  • Omelet: Stir fry 1/2 cup or less chopped onion or green onion, green pepper (I keep these cut up in the freezer and rinse in hot water before dicing), and diced ham in a small amount of oil. After browning, take out and spray frying pan with oil spray. Beat at least 6 eggs in a bowl with a splash of milk. Add veg. and ham mixture. Heat pan to medium- pour mixture into pan and cover. Let cook until top is no longer runny. (I don't turn these). Slice pieces of Velveeta cheese and lay on top. Add lid again and let sit until melted. I add pepper to mine at the end but the Velveeta has salt in it so that's usually enough.
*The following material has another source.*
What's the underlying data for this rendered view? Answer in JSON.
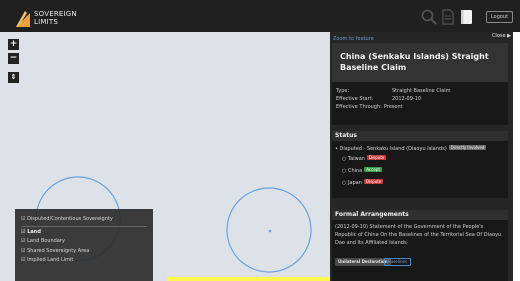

Quick Meals:


  • Homemade Soups: Some soups, like Potato, Broccoli or Cauliflower, Chili, or Cheese Soup can be quick to make. Corn muffins or other bread goes well with this.

  • Sweetened Ham: When the Hillshire Farms Baked Hams come out at Thanksgiving, we usually buy 1 or 2, then slice them, and freeze them in small bags. It makes a very fast meal to take a bag out of the freezer, place it in a frying pan with butter or margarine and brown sugar (about 1/2 cup), and simmer on low until the ham is nicely browned. This would go well with a homemade mac and cheese, potatoes, or other quick side. It's nice to have a meat done within 10 minutes!

  • Broccoli Cheese Potatoes: Bake or microwave potatoes. Cook broccoli in water on medium until tender; drain. Butter, salt, and pepper the potatoes, then add broccoli, then Velveeta cheese. Microwave until cheese is melted.

  • Omelet

  • Chef Salad

  • Tacos



What Goes Well Together:


It's usually wise to do a meat, one starch, and a vegetable per meal. The starches are potatoes, rice, and noodles. We don't always do the 3 together, but it is an option. Usually 1 "fried" food per meal is enough. Pizza is good alone!

  • BarBQ Meatballs, Baked Potatoes, And Green Beans

  • Ham, Alfredo Noodles or Mac and Cheese, Broccoli

  • Mashed potatoes, Gravy, Roast Beef or Fried chicken, Corn

  • Tuna Patties, Mashed Potatoes with butter, Green Beans

  • Lasagna, Salad, Garlic Bread

  • Soup and Bread (mostly in winter)

  • Grilled Hamburgers or Hotdogs (we like the Hebrew National Hotdogs), Home Fries or Potato Salad

  • Grilled steak, baked potatoes, salad (a good summer meal)